|Raindance Film Review: A Road Stained Crimson|
|Written by Ivan Radford|
|Tuesday, 02 October 2012 07:03|
Director: Tetsuhiko Nono
You know the drill. Lonely motorbike mechanic used to be professional killer. Tries to move on with his life. Ends up killing people anyway. Just your average Japanese thriller.
Why does Ken (Hirofumi Arai) want to quit his old profession? Who is Yoko, the older woman he lives with? And what exactly did his father do to get himself killed?
First-time writer/director Tetsuhiko Nono doesn’t answer all the questions. In fact, he seems to go out of his way to make them harder to work out. "It’s time for him to accept his fate,” says Ken’s mother/lover/aunt/roommate. "Such as?" comes the reply. "Various things,” she answers, cryptically.
But any concerns over fuzzy plot details and unclear editing are easily forgotten thanks to Nono’s natural flair behind the camera. DoP Takuro Iwagami pulls focus beautifully, framing the action and the quiet moments with equal precision. At one point, a guy gets shot in the head, only for the camera to swivel round behind him, look through the hole and then start zooming in. That visual dexterity combines with Ken’s flourishes of violence to make for an infectiously fun ride.
It helps, too, that you have no idea where things are headed.
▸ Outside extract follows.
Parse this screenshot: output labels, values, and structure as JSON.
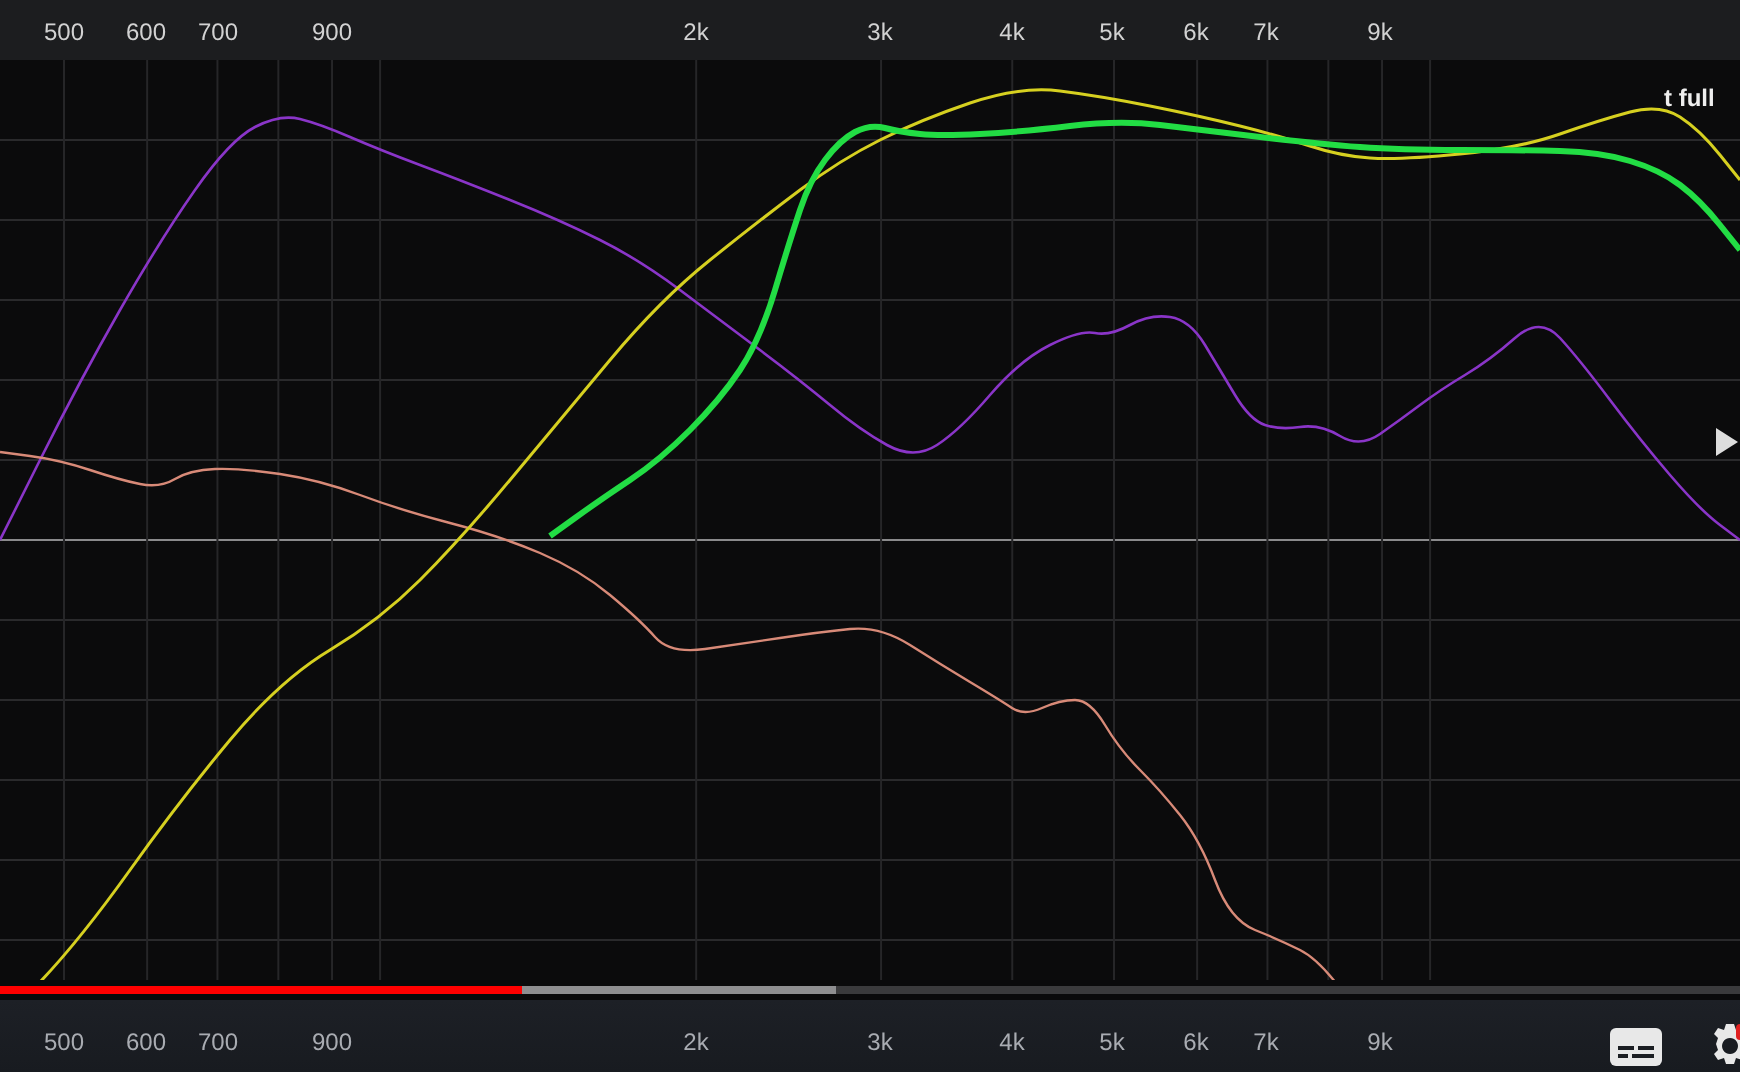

Introducing a sidekick halfway through, the script suddenly switches gear, moving from hitman drama to happy road movie; and thanks to an enigmatic lead performance and a stonking soundtrack from Snake on the Beach, you’ll gladly change speed with it.